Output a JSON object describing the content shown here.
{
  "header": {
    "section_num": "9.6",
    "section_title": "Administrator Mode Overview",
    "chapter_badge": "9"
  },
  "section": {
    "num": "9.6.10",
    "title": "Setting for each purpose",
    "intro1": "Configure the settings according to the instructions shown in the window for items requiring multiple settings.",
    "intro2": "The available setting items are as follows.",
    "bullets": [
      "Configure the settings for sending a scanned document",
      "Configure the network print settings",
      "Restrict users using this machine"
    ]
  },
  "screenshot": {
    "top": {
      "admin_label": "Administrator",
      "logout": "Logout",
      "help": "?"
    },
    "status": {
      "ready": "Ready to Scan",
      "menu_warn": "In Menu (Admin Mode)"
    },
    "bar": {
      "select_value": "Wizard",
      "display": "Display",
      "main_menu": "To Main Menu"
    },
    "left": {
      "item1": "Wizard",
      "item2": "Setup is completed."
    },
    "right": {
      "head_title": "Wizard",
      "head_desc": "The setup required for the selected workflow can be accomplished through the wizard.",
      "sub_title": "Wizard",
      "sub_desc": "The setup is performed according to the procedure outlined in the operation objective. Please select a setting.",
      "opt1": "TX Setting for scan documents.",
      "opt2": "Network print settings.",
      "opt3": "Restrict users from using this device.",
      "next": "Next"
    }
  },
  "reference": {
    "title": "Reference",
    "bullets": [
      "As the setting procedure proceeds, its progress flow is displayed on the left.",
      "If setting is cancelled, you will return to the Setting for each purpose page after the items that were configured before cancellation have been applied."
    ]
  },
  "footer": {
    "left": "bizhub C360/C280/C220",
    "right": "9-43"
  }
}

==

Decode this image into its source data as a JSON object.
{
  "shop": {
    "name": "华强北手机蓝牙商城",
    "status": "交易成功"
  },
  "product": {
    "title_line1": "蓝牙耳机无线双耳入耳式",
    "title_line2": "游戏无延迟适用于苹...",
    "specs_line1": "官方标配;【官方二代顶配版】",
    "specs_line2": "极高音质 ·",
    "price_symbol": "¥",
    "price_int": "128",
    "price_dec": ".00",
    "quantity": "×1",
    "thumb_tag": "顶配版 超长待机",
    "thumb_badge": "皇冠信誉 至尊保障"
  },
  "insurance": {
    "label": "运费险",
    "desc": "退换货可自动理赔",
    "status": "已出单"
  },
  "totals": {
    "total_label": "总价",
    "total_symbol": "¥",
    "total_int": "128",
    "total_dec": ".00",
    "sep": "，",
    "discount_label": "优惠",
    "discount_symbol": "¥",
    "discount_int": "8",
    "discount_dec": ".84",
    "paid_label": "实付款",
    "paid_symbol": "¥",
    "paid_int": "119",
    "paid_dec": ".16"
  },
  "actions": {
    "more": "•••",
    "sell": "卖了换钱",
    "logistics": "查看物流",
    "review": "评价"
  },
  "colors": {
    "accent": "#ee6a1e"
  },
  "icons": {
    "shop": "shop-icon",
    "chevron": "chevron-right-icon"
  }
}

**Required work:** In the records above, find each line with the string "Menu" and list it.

**Output of the exercise:**
      "menu_warn": "In Menu (Admin Mode)"
      "main_menu": "To Main Menu"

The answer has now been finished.